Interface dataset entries

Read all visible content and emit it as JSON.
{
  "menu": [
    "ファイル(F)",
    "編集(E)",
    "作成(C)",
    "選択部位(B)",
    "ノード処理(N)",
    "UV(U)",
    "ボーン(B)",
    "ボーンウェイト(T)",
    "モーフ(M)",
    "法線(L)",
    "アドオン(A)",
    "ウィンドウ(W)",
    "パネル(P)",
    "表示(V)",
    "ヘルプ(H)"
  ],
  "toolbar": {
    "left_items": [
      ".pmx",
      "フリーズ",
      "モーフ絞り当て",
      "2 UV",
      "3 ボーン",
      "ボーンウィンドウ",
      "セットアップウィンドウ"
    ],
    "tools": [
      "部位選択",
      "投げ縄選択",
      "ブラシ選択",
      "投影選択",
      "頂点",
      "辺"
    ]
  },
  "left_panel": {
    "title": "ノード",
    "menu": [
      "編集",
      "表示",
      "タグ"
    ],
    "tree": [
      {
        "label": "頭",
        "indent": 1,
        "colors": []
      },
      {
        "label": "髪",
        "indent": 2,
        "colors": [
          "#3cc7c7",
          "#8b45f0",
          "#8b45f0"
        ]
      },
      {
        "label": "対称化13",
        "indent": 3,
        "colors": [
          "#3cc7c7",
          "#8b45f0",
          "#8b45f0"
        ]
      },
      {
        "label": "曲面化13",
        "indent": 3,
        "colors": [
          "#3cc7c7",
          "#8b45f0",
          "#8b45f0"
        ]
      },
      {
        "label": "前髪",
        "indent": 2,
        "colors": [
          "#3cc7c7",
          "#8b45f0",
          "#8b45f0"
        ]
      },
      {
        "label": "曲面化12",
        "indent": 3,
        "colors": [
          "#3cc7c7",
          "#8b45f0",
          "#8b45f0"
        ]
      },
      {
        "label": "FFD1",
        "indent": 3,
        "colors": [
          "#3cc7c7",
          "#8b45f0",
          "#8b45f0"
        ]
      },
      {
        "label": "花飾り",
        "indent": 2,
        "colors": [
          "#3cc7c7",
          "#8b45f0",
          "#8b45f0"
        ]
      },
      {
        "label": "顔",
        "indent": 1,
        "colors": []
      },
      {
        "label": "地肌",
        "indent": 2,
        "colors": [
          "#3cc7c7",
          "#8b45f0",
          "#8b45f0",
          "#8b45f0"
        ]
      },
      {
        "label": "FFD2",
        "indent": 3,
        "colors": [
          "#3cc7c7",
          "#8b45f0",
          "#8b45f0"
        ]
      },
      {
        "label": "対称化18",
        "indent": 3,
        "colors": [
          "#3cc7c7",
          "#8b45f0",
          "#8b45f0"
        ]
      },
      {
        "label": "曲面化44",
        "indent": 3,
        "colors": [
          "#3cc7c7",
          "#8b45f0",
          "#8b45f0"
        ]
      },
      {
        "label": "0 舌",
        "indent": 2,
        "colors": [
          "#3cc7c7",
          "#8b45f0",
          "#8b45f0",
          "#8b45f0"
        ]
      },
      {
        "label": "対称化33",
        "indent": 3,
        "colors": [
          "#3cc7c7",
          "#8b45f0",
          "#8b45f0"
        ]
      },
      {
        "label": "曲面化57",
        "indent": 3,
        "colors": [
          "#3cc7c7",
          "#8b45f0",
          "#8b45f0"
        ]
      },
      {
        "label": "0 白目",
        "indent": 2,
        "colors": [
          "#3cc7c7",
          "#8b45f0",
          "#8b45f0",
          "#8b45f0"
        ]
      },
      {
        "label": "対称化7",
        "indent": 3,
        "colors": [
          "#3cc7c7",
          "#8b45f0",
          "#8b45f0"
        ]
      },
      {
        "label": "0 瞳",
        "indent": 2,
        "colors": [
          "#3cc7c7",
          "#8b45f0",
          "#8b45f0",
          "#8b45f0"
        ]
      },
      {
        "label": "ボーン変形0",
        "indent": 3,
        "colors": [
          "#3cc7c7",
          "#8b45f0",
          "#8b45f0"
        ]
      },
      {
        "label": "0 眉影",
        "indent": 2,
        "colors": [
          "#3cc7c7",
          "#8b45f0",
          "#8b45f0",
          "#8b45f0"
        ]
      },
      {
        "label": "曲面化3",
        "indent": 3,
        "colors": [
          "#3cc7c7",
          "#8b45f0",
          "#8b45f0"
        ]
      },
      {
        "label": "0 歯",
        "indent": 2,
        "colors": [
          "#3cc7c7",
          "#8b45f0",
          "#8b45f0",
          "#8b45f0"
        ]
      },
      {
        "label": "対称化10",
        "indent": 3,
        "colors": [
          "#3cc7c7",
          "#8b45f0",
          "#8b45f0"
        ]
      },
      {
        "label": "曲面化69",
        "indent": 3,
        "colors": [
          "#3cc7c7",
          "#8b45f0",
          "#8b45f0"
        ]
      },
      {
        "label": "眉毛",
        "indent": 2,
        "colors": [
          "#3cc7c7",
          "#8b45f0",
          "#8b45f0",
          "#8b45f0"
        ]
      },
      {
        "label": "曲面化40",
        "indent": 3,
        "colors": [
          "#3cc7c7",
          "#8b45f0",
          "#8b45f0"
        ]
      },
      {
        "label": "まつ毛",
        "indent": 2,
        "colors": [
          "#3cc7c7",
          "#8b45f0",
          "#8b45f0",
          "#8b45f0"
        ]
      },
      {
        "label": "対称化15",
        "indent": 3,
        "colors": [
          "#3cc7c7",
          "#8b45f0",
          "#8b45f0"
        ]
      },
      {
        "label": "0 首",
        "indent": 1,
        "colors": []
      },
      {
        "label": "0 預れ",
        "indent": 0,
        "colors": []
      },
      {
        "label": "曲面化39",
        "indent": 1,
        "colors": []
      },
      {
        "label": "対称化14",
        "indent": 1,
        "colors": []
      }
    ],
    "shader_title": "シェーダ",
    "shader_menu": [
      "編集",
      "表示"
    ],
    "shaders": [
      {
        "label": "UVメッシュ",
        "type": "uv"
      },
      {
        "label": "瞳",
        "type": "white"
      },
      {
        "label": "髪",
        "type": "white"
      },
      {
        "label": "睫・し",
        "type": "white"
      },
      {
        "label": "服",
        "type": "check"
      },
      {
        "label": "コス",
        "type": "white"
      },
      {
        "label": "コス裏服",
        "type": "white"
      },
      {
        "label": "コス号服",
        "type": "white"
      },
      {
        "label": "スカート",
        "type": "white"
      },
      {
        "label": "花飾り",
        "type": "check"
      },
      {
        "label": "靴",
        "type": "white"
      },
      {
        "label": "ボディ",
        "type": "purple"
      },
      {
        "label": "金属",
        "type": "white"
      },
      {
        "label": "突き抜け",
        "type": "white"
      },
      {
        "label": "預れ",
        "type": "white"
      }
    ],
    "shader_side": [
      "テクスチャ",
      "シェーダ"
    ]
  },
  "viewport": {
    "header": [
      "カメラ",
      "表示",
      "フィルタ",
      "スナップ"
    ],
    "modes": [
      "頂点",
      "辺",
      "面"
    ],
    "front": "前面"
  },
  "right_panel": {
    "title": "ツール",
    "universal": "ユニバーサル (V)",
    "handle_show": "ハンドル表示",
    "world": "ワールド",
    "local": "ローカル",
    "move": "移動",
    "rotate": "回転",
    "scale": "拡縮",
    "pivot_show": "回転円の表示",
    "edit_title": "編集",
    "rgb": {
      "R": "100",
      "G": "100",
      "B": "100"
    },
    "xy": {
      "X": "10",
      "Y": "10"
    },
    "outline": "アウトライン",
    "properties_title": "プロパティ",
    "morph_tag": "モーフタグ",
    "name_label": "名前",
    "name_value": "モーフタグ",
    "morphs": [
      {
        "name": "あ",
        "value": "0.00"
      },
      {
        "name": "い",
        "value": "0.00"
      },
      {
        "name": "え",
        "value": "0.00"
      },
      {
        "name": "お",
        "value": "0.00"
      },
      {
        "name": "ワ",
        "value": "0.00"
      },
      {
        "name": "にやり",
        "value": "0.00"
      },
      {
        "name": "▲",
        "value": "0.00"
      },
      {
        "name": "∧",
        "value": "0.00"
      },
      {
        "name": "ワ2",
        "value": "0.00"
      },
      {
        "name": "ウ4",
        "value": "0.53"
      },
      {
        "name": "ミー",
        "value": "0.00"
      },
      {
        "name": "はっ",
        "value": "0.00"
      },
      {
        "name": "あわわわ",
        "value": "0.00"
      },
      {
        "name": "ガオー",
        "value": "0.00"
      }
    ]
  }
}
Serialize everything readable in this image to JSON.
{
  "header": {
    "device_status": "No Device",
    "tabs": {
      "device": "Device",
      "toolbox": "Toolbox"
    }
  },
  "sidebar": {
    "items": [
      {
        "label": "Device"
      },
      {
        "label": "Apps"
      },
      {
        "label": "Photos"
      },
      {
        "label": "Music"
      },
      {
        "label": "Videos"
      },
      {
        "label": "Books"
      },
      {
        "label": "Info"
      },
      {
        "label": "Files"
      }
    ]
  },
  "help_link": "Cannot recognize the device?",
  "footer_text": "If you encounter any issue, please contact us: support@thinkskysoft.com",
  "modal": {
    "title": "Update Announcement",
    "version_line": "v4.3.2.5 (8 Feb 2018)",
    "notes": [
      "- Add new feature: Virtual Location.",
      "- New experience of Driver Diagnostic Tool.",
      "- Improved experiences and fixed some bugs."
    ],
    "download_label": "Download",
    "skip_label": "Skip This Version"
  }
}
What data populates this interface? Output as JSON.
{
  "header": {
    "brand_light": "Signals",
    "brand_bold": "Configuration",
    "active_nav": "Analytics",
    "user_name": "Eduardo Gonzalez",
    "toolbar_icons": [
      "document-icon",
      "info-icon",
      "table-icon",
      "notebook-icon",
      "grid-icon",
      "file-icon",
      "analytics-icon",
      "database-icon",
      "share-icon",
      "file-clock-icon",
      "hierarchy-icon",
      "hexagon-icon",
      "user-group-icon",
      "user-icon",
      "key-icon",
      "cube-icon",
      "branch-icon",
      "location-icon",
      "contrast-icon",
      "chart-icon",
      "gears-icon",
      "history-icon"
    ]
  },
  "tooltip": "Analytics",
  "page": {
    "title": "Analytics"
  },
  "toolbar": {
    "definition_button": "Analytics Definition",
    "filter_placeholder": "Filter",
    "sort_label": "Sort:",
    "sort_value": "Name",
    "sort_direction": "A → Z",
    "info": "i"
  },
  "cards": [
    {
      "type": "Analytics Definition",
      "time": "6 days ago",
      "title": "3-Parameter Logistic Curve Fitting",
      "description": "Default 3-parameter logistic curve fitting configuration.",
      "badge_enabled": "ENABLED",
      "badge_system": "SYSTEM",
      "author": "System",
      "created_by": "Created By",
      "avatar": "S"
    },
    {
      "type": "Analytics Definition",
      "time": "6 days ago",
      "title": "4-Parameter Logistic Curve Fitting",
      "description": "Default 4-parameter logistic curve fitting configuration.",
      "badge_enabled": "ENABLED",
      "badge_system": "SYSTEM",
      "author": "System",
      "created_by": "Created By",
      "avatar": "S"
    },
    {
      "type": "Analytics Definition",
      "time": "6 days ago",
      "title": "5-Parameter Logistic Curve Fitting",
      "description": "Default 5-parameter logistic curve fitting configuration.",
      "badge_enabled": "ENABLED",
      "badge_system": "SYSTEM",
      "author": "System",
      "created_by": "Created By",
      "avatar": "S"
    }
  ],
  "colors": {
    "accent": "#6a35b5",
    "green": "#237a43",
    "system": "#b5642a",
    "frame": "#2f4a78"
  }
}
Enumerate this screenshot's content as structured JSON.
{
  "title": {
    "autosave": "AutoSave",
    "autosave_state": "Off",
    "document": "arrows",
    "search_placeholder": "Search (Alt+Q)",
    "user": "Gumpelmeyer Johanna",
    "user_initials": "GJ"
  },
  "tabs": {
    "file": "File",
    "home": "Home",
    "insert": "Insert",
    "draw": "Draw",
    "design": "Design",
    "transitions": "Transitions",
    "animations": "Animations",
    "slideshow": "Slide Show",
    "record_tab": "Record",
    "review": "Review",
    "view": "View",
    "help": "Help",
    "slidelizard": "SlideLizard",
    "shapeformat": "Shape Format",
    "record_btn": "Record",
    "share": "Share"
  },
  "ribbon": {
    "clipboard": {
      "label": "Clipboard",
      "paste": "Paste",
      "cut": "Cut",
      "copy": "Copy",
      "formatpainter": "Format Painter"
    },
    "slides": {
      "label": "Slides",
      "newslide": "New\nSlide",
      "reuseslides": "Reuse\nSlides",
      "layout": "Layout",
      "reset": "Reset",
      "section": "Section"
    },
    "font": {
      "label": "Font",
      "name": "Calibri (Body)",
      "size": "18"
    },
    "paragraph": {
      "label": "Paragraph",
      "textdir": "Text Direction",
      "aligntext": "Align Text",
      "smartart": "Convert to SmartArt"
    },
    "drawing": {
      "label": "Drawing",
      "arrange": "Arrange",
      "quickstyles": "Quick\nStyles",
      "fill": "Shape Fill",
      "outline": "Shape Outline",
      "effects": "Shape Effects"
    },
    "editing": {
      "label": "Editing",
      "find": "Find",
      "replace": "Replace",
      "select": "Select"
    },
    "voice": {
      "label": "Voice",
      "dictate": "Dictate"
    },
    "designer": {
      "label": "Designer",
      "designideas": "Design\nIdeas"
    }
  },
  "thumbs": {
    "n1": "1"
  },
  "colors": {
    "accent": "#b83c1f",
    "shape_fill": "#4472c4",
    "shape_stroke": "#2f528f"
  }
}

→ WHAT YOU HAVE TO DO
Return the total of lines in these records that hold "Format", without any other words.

→ TASK OUTPUT
2